ACTIVITY: In your copy, include no images and return each entry exactly as written.

----- GIVEN DATA -----

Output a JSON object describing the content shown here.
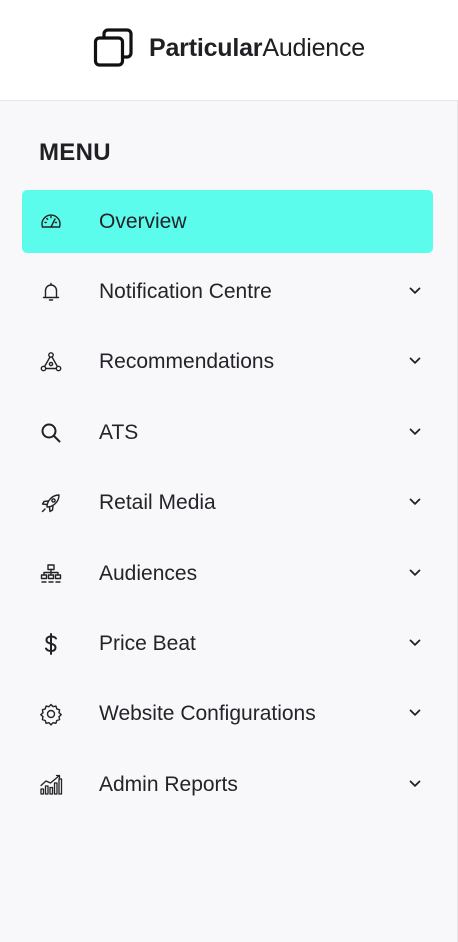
{
  "brand": {
    "name_strong": "Particular",
    "name_light": "Audience"
  },
  "menu": {
    "heading": "MENU",
    "items": [
      {
        "label": "Overview",
        "icon": "speedometer-icon",
        "active": true,
        "expandable": false
      },
      {
        "label": "Notification Centre",
        "icon": "bell-icon",
        "active": false,
        "expandable": true
      },
      {
        "label": "Recommendations",
        "icon": "nodes-icon",
        "active": false,
        "expandable": true
      },
      {
        "label": "ATS",
        "icon": "search-icon",
        "active": false,
        "expandable": true
      },
      {
        "label": "Retail Media",
        "icon": "rocket-icon",
        "active": false,
        "expandable": true
      },
      {
        "label": "Audiences",
        "icon": "hierarchy-icon",
        "active": false,
        "expandable": true
      },
      {
        "label": "Price Beat",
        "icon": "dollar-icon",
        "active": false,
        "expandable": true
      },
      {
        "label": "Website Configurations",
        "icon": "gear-icon",
        "active": false,
        "expandable": true
      },
      {
        "label": "Admin Reports",
        "icon": "bar-chart-icon",
        "active": false,
        "expandable": true
      }
    ]
  },
  "colors": {
    "active_bg": "#5cfcec",
    "page_bg": "#f8f8fa",
    "text": "#1f1f24"
  }
}
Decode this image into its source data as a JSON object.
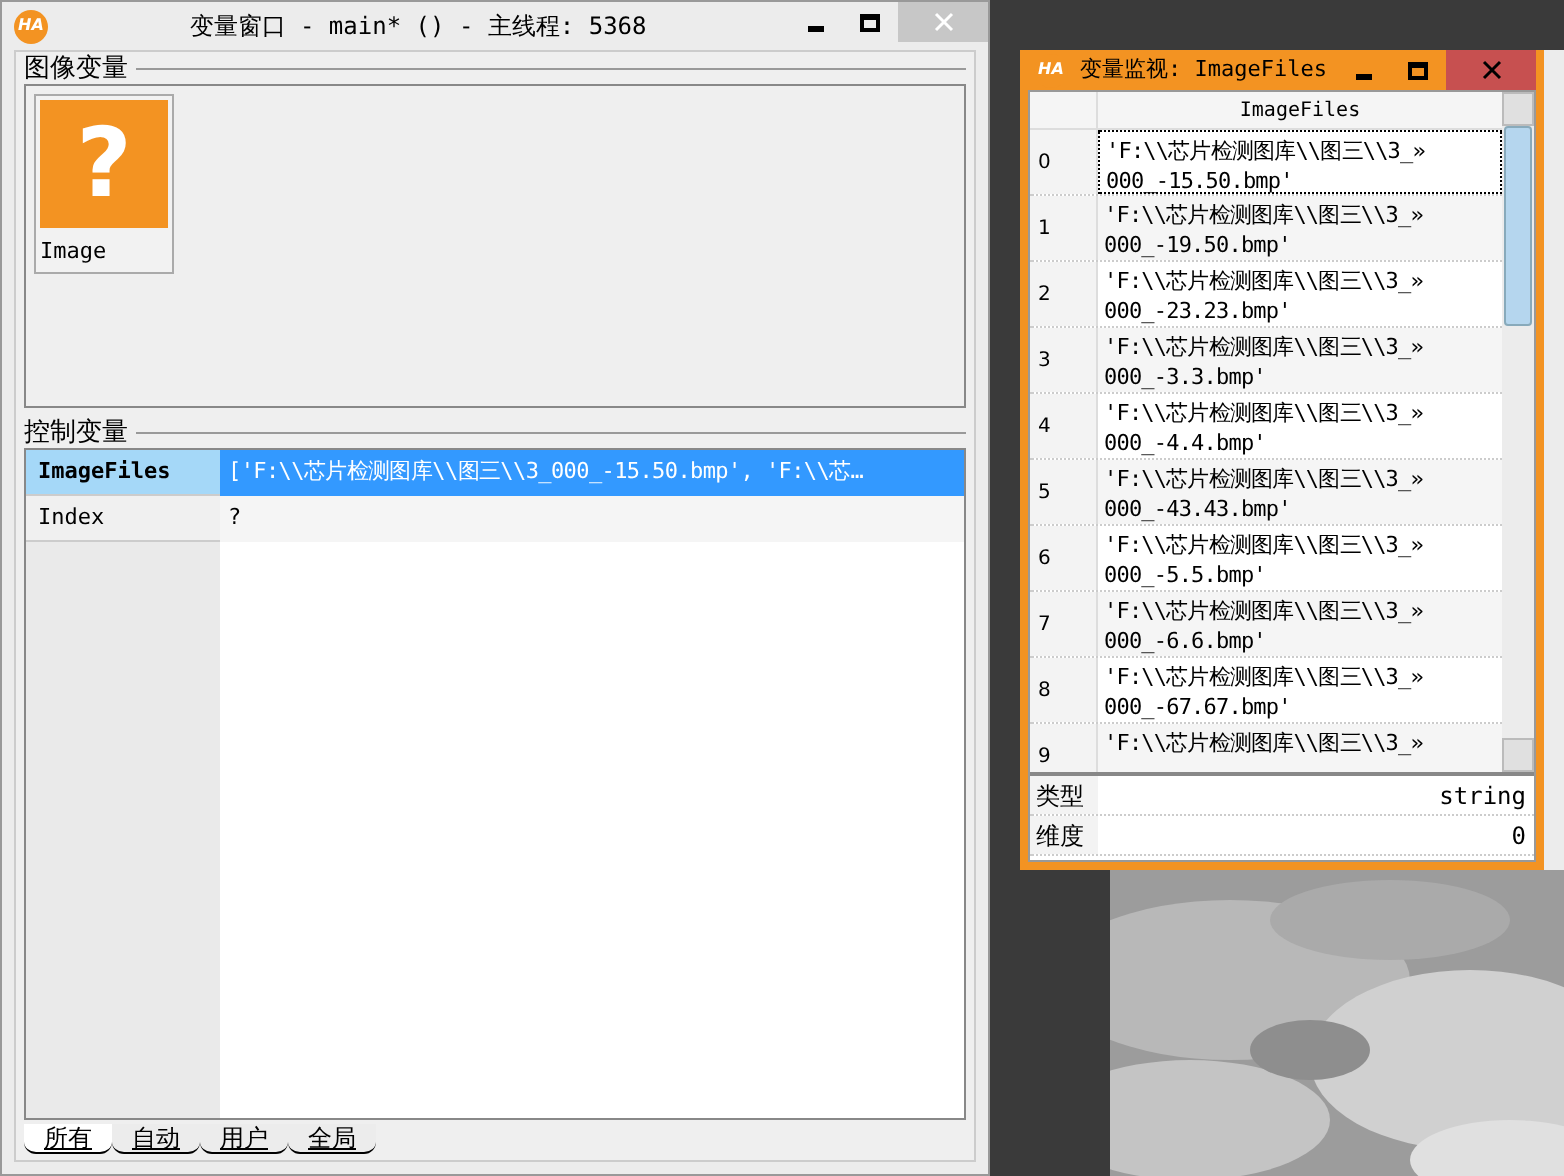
{
  "main_window": {
    "title": "变量窗口 - main* () - 主线程: 5368",
    "logo": "HA",
    "image_section": {
      "title": "图像变量",
      "items": [
        {
          "label": "Image",
          "glyph": "?"
        }
      ]
    },
    "control_section": {
      "title": "控制变量",
      "rows": [
        {
          "name": "ImageFiles",
          "value": "['F:\\\\芯片检测图库\\\\图三\\\\3_000_-15.50.bmp', 'F:\\\\芯…",
          "selected": true
        },
        {
          "name": "Index",
          "value": "?",
          "selected": false
        }
      ]
    },
    "tabs": [
      {
        "label": "所有",
        "selected": true
      },
      {
        "label": "自动",
        "selected": false
      },
      {
        "label": "用户",
        "selected": false
      },
      {
        "label": "全局",
        "selected": false
      }
    ]
  },
  "monitor_window": {
    "title": "变量监视: ImageFiles",
    "logo": "HA",
    "column": "ImageFiles",
    "rows": [
      {
        "index": "0",
        "line1": "'F:\\\\芯片检测图库\\\\图三\\\\3_»",
        "line2": "000_-15.50.bmp'",
        "selected": true
      },
      {
        "index": "1",
        "line1": "'F:\\\\芯片检测图库\\\\图三\\\\3_»",
        "line2": "000_-19.50.bmp'",
        "selected": false
      },
      {
        "index": "2",
        "line1": "'F:\\\\芯片检测图库\\\\图三\\\\3_»",
        "line2": "000_-23.23.bmp'",
        "selected": false
      },
      {
        "index": "3",
        "line1": "'F:\\\\芯片检测图库\\\\图三\\\\3_»",
        "line2": "000_-3.3.bmp'",
        "selected": false
      },
      {
        "index": "4",
        "line1": "'F:\\\\芯片检测图库\\\\图三\\\\3_»",
        "line2": "000_-4.4.bmp'",
        "selected": false
      },
      {
        "index": "5",
        "line1": "'F:\\\\芯片检测图库\\\\图三\\\\3_»",
        "line2": "000_-43.43.bmp'",
        "selected": false
      },
      {
        "index": "6",
        "line1": "'F:\\\\芯片检测图库\\\\图三\\\\3_»",
        "line2": "000_-5.5.bmp'",
        "selected": false
      },
      {
        "index": "7",
        "line1": "'F:\\\\芯片检测图库\\\\图三\\\\3_»",
        "line2": "000_-6.6.bmp'",
        "selected": false
      },
      {
        "index": "8",
        "line1": "'F:\\\\芯片检测图库\\\\图三\\\\3_»",
        "line2": "000_-67.67.bmp'",
        "selected": false
      },
      {
        "index": "9",
        "line1": "'F:\\\\芯片检测图库\\\\图三\\\\3_»",
        "selected": false
      }
    ],
    "properties": [
      {
        "label": "类型",
        "value": "string"
      },
      {
        "label": "维度",
        "value": "0"
      }
    ]
  }
}
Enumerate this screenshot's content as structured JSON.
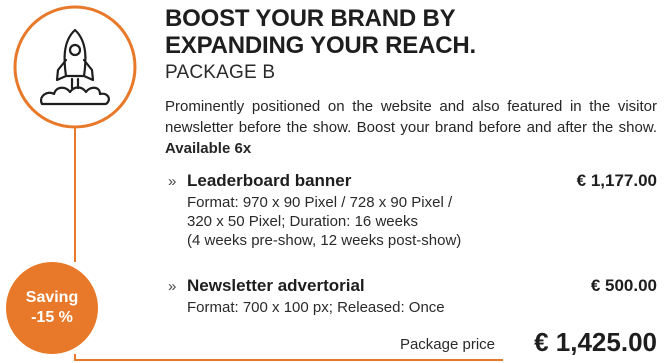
{
  "header": {
    "title_line1": "BOOST YOUR BRAND BY",
    "title_line2": "EXPANDING YOUR REACH.",
    "package_name": "PACKAGE B"
  },
  "description": {
    "text": "Prominently positioned on the website and also featured in the visitor newsletter before the show. Boost your brand before and after the show.",
    "availability": "Available 6x"
  },
  "items": [
    {
      "bullet": "»",
      "name": "Leaderboard banner",
      "price": "€ 1,177.00",
      "details": [
        "Format: 970 x 90 Pixel / 728 x 90 Pixel /",
        "320 x 50 Pixel; Duration: 16 weeks",
        "(4 weeks pre-show, 12 weeks post-show)"
      ]
    },
    {
      "bullet": "»",
      "name": "Newsletter advertorial",
      "price": "€ 500.00",
      "details": [
        "Format: 700 x 100 px; Released: Once"
      ]
    }
  ],
  "badge": {
    "line1": "Saving",
    "line2": "-15 %"
  },
  "package_price": {
    "label": "Package price",
    "value": "€ 1,425.00"
  },
  "icon": "rocket-icon",
  "colors": {
    "accent": "#e8792a",
    "text": "#222222"
  }
}
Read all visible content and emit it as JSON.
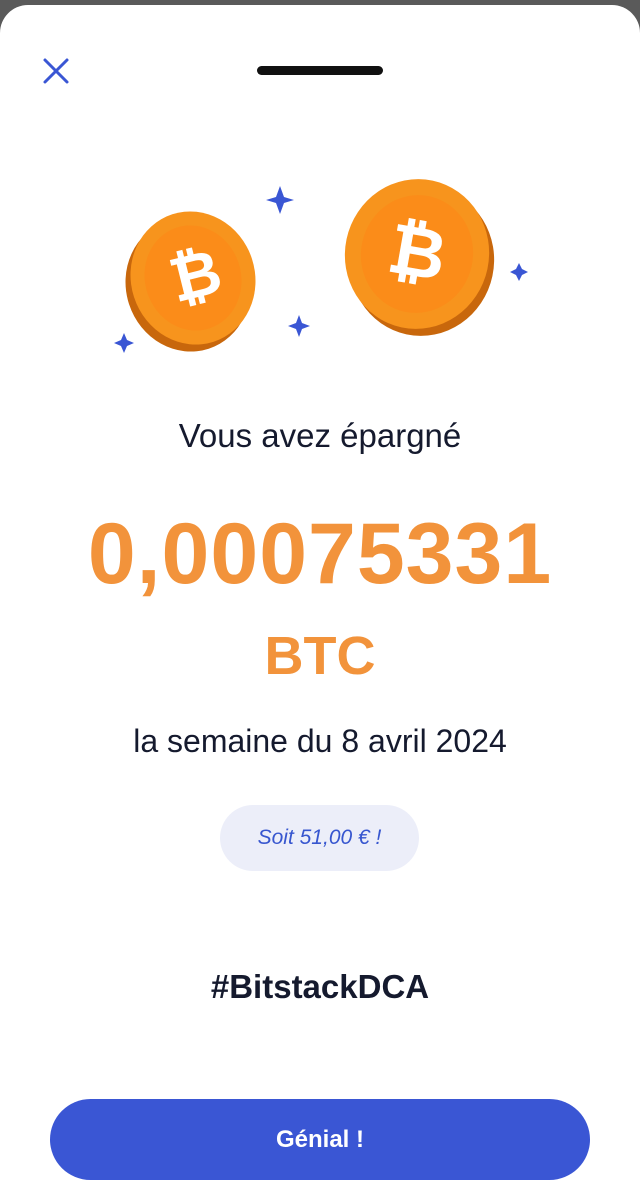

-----

EXERCISE RESULT:
Output a JSON object describing the content shown here.
{
  "brand": {
    "name_strong": "Particular",
    "name_light": "Audience"
  },
  "menu": {
    "heading": "MENU",
    "items": [
      {
        "label": "Overview",
        "icon": "speedometer-icon",
        "active": true,
        "expandable": false
      },
      {
        "label": "Notification Centre",
        "icon": "bell-icon",
        "active": false,
        "expandable": true
      },
      {
        "label": "Recommendations",
        "icon": "nodes-icon",
        "active": false,
        "expandable": true
      },
      {
        "label": "ATS",
        "icon": "search-icon",
        "active": false,
        "expandable": true
      },
      {
        "label": "Retail Media",
        "icon": "rocket-icon",
        "active": false,
        "expandable": true
      },
      {
        "label": "Audiences",
        "icon": "hierarchy-icon",
        "active": false,
        "expandable": true
      },
      {
        "label": "Price Beat",
        "icon": "dollar-icon",
        "active": false,
        "expandable": true
      },
      {
        "label": "Website Configurations",
        "icon": "gear-icon",
        "active": false,
        "expandable": true
      },
      {
        "label": "Admin Reports",
        "icon": "bar-chart-icon",
        "active": false,
        "expandable": true
      }
    ]
  },
  "colors": {
    "active_bg": "#5cfcec",
    "page_bg": "#f8f8fa",
    "text": "#1f1f24"
  }
}
Decode this image into its source data as a JSON object.
{
  "main_window": {
    "title": "变量窗口 - main* () - 主线程: 5368",
    "logo": "HA",
    "image_section": {
      "title": "图像变量",
      "items": [
        {
          "label": "Image",
          "glyph": "?"
        }
      ]
    },
    "control_section": {
      "title": "控制变量",
      "rows": [
        {
          "name": "ImageFiles",
          "value": "['F:\\\\芯片检测图库\\\\图三\\\\3_000_-15.50.bmp', 'F:\\\\芯…",
          "selected": true
        },
        {
          "name": "Index",
          "value": "?",
          "selected": false
        }
      ]
    },
    "tabs": [
      {
        "label": "所有",
        "selected": true
      },
      {
        "label": "自动",
        "selected": false
      },
      {
        "label": "用户",
        "selected": false
      },
      {
        "label": "全局",
        "selected": false
      }
    ]
  },
  "monitor_window": {
    "title": "变量监视: ImageFiles",
    "logo": "HA",
    "column": "ImageFiles",
    "rows": [
      {
        "index": "0",
        "line1": "'F:\\\\芯片检测图库\\\\图三\\\\3_»",
        "line2": "000_-15.50.bmp'",
        "selected": true
      },
      {
        "index": "1",
        "line1": "'F:\\\\芯片检测图库\\\\图三\\\\3_»",
        "line2": "000_-19.50.bmp'",
        "selected": false
      },
      {
        "index": "2",
        "line1": "'F:\\\\芯片检测图库\\\\图三\\\\3_»",
        "line2": "000_-23.23.bmp'",
        "selected": false
      },
      {
        "index": "3",
        "line1": "'F:\\\\芯片检测图库\\\\图三\\\\3_»",
        "line2": "000_-3.3.bmp'",
        "selected": false
      },
      {
        "index": "4",
        "line1": "'F:\\\\芯片检测图库\\\\图三\\\\3_»",
        "line2": "000_-4.4.bmp'",
        "selected": false
      },
      {
        "index": "5",
        "line1": "'F:\\\\芯片检测图库\\\\图三\\\\3_»",
        "line2": "000_-43.43.bmp'",
        "selected": false
      },
      {
        "index": "6",
        "line1": "'F:\\\\芯片检测图库\\\\图三\\\\3_»",
        "line2": "000_-5.5.bmp'",
        "selected": false
      },
      {
        "index": "7",
        "line1": "'F:\\\\芯片检测图库\\\\图三\\\\3_»",
        "line2": "000_-6.6.bmp'",
        "selected": false
      },
      {
        "index": "8",
        "line1": "'F:\\\\芯片检测图库\\\\图三\\\\3_»",
        "line2": "000_-67.67.bmp'",
        "selected": false
      },
      {
        "index": "9",
        "line1": "'F:\\\\芯片检测图库\\\\图三\\\\3_»",
        "selected": false
      }
    ],
    "properties": [
      {
        "label": "类型",
        "value": "string"
      },
      {
        "label": "维度",
        "value": "0"
      }
    ]
  }
}
Enumerate this screenshot's content as structured JSON.
{
  "header": {
    "title_line1": "BOOST YOUR BRAND BY",
    "title_line2": "EXPANDING YOUR REACH.",
    "package_name": "PACKAGE B"
  },
  "description": {
    "text": "Prominently positioned on the website and also featured in the visitor newsletter before the show. Boost your brand before and after the show.",
    "availability": "Available 6x"
  },
  "items": [
    {
      "bullet": "»",
      "name": "Leaderboard banner",
      "price": "€ 1,177.00",
      "details": [
        "Format: 970 x 90 Pixel / 728 x 90 Pixel /",
        "320 x 50 Pixel; Duration: 16 weeks",
        "(4 weeks pre-show, 12 weeks post-show)"
      ]
    },
    {
      "bullet": "»",
      "name": "Newsletter advertorial",
      "price": "€ 500.00",
      "details": [
        "Format: 700 x 100 px; Released: Once"
      ]
    }
  ],
  "badge": {
    "line1": "Saving",
    "line2": "-15 %"
  },
  "package_price": {
    "label": "Package price",
    "value": "€ 1,425.00"
  },
  "icon": "rocket-icon",
  "colors": {
    "accent": "#e8792a",
    "text": "#222222"
  }
}
Read all visible content and emit it as JSON.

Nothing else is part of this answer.